What is required:
Lines in the listing below containing the string "JSON" are to be identified and copied.

Given entries:
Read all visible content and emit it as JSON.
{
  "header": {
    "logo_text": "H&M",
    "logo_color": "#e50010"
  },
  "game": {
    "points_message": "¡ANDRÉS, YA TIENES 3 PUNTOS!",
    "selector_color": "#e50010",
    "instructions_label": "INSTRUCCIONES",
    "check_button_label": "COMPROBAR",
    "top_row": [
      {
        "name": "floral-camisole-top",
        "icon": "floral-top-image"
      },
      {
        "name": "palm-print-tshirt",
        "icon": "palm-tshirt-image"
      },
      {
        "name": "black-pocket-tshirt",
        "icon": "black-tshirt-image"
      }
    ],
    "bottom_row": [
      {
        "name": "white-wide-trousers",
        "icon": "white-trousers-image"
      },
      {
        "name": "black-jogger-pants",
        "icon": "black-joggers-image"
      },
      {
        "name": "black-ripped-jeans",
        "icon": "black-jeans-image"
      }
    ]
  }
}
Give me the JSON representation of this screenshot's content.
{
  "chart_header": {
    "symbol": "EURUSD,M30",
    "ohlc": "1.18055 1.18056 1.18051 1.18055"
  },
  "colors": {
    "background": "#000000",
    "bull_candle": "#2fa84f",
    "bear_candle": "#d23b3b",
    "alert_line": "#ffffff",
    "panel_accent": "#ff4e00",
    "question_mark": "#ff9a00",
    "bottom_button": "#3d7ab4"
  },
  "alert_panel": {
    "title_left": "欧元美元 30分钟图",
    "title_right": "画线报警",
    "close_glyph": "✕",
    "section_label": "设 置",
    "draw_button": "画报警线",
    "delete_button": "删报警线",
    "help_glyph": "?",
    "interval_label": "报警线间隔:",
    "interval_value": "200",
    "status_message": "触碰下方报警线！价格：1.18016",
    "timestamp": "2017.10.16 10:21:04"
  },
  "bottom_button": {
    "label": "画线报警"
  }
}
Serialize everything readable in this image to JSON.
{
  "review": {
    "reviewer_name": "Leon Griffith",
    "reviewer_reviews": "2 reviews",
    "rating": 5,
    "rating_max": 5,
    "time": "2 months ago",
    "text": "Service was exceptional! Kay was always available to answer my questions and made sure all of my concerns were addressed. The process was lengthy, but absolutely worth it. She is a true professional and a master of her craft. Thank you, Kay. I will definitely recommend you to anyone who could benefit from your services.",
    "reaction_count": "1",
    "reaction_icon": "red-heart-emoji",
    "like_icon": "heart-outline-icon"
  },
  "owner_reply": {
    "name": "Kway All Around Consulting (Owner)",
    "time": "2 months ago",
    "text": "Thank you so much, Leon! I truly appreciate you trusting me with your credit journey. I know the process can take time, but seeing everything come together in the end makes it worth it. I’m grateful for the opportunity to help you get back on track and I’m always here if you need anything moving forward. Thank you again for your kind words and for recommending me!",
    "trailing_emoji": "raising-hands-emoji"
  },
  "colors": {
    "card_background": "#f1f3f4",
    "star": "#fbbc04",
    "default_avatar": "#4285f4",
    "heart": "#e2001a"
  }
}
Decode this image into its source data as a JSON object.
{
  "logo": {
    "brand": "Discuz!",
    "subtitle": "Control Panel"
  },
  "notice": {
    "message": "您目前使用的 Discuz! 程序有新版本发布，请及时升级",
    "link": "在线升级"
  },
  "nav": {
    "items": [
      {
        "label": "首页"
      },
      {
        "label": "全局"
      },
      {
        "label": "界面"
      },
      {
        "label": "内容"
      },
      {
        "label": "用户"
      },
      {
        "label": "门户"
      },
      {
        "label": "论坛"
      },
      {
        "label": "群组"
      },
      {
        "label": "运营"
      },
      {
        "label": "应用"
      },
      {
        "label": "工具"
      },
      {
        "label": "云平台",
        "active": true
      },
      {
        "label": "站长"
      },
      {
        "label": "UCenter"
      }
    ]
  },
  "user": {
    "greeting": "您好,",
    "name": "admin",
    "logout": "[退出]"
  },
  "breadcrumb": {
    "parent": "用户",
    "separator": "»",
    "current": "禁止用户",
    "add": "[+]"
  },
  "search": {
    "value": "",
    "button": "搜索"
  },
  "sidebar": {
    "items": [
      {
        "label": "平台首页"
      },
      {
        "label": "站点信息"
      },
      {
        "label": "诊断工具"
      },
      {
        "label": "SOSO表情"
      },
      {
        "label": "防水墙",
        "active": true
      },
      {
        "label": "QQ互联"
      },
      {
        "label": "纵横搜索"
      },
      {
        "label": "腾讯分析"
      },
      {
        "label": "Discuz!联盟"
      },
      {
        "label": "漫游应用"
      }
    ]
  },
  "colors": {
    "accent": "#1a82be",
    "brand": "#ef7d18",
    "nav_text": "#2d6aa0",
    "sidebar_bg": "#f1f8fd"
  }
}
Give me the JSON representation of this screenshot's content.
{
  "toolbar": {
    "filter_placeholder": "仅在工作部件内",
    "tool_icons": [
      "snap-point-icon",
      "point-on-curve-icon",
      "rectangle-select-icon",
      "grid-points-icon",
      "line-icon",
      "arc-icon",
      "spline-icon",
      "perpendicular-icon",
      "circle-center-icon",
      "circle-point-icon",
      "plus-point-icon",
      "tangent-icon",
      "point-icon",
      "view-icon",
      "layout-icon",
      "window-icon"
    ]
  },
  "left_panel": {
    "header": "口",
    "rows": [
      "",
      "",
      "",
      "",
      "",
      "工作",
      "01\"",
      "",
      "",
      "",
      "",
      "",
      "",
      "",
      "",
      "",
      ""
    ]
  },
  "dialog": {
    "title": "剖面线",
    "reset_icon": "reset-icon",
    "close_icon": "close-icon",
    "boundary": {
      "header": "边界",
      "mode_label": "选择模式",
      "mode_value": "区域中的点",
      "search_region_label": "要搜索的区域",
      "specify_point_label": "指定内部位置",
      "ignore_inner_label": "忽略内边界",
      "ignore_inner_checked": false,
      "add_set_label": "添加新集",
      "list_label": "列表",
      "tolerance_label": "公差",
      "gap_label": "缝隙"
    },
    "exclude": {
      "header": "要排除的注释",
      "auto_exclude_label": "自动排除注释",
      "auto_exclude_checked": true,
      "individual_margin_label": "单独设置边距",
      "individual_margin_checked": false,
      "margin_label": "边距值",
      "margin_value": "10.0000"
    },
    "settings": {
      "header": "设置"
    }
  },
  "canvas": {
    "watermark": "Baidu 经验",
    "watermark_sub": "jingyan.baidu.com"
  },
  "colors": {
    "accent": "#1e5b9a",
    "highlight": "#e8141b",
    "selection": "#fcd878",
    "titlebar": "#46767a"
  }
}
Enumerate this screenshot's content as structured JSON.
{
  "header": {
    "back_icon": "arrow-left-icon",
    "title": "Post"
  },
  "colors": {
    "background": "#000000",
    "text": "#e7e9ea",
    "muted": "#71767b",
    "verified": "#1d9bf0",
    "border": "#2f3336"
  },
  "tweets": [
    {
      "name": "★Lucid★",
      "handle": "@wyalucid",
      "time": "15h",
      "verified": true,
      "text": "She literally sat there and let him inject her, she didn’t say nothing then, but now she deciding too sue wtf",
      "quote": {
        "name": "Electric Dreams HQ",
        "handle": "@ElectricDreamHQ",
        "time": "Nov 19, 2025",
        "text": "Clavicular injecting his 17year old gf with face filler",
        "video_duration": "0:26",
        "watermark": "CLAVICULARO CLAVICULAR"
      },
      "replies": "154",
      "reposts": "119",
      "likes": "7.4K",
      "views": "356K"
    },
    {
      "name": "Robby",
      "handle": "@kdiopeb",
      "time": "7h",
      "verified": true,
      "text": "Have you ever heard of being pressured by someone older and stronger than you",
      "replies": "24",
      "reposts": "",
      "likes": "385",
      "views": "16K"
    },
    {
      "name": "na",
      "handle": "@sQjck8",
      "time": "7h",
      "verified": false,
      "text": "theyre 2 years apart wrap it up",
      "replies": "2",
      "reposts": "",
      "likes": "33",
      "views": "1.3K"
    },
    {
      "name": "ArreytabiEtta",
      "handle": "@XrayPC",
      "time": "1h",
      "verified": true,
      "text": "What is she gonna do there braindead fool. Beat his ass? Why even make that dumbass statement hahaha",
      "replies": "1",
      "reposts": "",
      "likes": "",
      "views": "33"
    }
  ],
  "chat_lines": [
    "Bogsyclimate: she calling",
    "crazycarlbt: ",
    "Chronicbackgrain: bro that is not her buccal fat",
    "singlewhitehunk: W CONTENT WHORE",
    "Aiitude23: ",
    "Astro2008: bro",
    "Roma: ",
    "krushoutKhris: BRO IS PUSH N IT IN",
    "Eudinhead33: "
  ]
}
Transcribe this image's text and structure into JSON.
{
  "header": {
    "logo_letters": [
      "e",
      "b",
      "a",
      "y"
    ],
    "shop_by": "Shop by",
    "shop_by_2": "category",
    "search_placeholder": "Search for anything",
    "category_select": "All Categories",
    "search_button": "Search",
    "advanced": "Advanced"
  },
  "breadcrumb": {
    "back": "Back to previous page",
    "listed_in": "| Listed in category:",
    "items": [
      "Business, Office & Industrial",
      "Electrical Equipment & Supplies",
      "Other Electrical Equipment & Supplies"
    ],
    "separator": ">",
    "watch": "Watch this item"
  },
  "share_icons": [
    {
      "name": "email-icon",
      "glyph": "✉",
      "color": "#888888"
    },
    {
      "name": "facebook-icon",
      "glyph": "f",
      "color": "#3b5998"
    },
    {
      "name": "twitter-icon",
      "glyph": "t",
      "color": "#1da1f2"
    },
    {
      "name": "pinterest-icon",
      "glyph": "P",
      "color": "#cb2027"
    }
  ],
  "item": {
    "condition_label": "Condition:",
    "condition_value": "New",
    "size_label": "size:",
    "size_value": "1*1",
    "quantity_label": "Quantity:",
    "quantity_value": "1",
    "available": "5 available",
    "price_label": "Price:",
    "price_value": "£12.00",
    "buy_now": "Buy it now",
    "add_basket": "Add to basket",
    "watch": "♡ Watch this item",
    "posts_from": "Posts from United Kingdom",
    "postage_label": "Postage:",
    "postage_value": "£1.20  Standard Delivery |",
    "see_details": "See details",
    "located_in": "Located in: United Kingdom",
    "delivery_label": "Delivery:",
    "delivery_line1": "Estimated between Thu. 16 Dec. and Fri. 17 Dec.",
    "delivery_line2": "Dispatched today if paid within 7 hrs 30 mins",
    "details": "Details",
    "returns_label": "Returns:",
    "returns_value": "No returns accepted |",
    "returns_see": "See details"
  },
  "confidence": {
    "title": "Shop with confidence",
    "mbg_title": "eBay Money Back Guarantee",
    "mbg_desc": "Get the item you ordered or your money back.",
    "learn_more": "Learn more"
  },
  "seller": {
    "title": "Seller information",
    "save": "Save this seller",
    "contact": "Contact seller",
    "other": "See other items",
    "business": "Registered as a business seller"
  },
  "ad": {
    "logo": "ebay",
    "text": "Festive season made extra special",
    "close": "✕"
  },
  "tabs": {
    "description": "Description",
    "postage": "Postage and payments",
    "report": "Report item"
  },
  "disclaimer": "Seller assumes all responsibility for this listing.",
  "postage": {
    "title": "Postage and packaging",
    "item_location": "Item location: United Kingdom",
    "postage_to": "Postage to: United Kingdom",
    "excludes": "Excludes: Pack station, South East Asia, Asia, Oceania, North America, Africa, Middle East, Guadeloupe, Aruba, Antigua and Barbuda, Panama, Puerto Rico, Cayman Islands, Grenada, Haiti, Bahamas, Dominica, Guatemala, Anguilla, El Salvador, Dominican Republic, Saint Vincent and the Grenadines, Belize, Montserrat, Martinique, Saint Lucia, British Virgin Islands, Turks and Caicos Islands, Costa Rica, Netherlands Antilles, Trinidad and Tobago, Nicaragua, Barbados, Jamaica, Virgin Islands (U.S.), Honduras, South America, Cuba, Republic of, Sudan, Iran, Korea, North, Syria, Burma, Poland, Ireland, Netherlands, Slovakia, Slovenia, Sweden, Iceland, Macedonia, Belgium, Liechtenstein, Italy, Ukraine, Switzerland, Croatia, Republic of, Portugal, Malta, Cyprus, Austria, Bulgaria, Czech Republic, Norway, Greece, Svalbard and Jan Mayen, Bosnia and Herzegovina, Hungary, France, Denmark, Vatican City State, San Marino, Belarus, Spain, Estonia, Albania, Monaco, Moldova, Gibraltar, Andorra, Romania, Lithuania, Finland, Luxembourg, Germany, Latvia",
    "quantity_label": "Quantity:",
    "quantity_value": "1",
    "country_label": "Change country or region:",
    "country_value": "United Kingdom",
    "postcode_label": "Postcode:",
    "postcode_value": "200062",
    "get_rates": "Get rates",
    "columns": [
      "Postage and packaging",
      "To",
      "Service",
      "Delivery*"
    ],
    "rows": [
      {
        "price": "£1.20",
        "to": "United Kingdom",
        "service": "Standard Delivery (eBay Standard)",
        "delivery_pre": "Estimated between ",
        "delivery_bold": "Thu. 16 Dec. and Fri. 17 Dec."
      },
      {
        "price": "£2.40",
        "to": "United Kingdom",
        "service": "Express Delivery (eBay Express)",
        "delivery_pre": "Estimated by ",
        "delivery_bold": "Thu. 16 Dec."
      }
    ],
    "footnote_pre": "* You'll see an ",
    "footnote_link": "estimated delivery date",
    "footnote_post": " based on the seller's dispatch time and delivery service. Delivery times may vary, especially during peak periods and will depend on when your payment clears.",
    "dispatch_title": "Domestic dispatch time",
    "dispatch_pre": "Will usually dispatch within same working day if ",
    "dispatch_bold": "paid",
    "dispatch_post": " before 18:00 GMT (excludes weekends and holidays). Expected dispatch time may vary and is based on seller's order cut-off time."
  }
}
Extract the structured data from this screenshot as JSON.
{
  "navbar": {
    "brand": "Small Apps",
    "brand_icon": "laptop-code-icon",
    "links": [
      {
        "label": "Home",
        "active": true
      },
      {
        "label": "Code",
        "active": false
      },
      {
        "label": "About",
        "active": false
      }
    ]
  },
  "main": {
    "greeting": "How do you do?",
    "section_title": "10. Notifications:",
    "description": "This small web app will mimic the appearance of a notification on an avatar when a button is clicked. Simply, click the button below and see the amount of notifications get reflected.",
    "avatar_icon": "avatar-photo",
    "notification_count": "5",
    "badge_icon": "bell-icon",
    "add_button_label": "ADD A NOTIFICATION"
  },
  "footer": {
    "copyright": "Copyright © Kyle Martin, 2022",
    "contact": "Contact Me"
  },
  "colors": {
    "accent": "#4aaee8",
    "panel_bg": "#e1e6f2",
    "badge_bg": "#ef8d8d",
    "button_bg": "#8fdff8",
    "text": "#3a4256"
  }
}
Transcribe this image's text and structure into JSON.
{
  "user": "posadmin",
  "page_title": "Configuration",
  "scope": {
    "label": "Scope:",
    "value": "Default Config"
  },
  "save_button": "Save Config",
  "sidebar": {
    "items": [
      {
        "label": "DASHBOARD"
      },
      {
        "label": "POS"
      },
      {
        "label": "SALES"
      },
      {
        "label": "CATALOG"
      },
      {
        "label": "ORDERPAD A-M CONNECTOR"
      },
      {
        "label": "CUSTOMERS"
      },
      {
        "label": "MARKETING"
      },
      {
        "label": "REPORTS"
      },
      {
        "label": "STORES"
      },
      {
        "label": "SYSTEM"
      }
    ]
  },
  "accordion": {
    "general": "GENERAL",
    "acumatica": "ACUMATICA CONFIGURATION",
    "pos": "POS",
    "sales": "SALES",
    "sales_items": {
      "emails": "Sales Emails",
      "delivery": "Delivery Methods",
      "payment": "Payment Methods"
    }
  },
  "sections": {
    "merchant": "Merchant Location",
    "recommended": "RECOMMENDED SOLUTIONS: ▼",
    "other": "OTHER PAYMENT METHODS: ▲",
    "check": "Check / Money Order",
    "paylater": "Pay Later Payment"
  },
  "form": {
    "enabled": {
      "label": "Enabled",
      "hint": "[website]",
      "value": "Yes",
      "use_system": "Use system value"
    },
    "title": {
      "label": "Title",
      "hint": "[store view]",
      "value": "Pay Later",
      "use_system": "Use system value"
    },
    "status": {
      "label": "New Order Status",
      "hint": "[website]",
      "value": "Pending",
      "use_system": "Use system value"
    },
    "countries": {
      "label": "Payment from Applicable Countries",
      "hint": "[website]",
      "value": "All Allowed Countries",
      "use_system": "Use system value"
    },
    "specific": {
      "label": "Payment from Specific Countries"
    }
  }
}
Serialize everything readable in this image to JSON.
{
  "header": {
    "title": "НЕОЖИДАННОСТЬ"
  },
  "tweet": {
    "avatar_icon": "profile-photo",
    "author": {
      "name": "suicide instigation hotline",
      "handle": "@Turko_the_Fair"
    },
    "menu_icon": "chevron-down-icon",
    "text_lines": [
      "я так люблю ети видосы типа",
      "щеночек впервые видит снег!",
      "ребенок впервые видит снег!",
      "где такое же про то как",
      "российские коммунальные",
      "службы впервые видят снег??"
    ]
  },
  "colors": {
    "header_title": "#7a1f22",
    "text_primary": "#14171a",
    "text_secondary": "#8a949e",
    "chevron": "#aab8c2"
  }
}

Task solution:
Read all visible content and emit it as JSON.
Give me the JSON representation of this screenshot's content.
Serialize everything readable in this image to JSON.
Decode this image into its source data as a JSON object.
Give me the JSON representation of this screenshot's content.
Enumerate this screenshot's content as structured JSON.
Transcribe this image's text and structure into JSON.
Extract the structured data from this screenshot as JSON.
Transcribe this image's text and structure into JSON.
Serialize everything readable in this image to JSON.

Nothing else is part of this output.